● **WORK INSTRUCTIONS**
Wherever the word "will" appears in the entries, copy the whole line.

● **SOURCE DATA**
+++

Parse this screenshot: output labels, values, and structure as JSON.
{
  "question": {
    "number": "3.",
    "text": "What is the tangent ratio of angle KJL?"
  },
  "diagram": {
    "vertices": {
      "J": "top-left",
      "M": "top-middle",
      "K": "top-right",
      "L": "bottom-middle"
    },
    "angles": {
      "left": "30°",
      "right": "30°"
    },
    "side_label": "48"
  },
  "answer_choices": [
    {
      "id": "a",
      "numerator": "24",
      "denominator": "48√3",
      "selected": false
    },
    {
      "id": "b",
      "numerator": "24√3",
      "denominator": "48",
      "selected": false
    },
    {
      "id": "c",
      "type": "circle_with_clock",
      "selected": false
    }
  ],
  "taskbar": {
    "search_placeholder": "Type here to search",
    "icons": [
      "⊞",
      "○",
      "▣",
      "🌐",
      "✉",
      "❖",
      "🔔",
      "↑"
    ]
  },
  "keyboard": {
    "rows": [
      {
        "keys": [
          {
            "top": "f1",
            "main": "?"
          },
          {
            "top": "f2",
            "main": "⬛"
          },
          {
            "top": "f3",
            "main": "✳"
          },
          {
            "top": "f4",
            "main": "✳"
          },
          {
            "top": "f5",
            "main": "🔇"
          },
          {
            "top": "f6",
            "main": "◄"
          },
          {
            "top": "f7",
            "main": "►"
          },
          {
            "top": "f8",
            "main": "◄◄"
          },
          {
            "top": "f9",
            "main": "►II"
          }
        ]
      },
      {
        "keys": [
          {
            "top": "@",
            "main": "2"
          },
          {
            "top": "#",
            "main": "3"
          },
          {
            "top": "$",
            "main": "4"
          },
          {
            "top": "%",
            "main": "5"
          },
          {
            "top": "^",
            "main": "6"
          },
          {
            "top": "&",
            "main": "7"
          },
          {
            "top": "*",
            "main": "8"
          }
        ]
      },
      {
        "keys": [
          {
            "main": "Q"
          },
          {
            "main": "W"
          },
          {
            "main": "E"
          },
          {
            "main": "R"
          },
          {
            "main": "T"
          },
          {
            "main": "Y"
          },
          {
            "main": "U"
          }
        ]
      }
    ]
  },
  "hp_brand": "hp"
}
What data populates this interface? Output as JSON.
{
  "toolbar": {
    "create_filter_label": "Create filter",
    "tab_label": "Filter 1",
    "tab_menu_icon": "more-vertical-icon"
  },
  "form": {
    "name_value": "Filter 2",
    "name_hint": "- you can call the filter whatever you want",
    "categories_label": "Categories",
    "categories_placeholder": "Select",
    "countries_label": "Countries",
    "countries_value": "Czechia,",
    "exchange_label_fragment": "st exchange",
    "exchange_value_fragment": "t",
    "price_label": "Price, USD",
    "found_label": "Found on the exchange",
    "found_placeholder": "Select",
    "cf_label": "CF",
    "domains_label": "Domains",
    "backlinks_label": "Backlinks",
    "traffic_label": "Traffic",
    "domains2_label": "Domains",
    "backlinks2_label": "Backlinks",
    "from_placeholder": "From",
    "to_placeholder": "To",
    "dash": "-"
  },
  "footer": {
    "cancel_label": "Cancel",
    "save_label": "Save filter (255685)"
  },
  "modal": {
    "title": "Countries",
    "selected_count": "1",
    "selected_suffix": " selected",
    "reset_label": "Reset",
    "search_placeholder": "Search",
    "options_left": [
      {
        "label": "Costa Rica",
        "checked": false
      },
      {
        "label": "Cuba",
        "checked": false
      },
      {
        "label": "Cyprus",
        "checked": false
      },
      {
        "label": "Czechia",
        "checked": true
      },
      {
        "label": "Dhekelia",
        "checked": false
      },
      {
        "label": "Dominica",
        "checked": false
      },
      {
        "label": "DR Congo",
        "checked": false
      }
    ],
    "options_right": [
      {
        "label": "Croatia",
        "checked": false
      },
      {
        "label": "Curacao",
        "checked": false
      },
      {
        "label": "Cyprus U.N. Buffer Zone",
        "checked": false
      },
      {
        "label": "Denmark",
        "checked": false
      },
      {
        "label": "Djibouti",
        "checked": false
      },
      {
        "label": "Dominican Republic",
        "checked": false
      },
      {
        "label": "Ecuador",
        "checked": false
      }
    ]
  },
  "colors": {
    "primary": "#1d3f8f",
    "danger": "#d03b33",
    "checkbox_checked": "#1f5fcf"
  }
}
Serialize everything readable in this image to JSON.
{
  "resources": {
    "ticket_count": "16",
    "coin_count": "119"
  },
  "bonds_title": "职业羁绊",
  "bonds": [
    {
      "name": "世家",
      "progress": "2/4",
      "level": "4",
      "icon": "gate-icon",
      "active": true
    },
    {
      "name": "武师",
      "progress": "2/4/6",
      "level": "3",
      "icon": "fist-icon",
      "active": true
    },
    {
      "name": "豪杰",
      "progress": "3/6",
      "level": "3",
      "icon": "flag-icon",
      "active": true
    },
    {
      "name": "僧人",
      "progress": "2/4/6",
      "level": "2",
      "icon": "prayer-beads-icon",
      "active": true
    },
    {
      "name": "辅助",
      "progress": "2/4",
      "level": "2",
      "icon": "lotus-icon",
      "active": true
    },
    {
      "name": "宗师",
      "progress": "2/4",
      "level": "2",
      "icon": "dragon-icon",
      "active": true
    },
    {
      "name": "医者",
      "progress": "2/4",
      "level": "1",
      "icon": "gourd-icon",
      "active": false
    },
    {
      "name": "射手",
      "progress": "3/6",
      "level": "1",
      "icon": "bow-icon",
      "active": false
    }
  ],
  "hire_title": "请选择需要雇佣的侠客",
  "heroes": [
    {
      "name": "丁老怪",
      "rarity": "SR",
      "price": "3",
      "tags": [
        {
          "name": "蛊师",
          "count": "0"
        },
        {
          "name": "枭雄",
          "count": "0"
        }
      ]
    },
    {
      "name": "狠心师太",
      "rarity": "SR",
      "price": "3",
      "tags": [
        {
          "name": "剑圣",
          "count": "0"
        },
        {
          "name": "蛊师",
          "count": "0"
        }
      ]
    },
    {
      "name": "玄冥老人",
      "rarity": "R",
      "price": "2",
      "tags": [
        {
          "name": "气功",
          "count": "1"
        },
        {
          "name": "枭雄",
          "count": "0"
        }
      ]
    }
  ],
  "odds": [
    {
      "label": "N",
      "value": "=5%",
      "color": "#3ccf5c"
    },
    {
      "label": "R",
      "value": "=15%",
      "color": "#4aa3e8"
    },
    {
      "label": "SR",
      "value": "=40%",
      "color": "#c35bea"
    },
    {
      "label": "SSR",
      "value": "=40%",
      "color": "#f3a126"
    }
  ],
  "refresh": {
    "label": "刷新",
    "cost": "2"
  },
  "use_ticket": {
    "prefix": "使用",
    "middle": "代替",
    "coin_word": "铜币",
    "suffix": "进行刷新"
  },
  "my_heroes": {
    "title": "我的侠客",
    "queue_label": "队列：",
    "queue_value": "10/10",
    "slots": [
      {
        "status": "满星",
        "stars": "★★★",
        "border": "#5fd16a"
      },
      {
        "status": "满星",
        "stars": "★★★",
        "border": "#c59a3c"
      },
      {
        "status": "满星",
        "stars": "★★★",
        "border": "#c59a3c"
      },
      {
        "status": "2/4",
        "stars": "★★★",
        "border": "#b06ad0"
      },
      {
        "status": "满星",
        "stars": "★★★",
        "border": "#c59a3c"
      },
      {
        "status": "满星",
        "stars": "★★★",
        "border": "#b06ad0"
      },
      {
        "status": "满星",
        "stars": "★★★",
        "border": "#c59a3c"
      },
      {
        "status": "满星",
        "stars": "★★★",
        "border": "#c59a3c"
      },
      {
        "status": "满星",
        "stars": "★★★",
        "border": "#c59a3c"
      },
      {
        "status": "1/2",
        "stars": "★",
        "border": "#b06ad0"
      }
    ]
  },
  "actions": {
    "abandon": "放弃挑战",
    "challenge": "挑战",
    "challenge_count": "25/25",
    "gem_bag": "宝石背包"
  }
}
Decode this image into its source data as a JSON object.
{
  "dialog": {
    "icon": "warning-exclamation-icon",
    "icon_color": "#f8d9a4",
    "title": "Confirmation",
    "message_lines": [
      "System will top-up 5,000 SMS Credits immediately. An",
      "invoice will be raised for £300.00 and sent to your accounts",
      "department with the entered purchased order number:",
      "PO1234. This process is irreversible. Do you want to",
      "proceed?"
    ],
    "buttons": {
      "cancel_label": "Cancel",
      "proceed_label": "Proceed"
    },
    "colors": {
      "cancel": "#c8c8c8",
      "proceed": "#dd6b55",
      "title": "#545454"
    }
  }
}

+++

● **SOLVED EXERCISE**
      "System will top-up 5,000 SMS Credits immediately. An",
      "invoice will be raised for £300.00 and sent to your accounts",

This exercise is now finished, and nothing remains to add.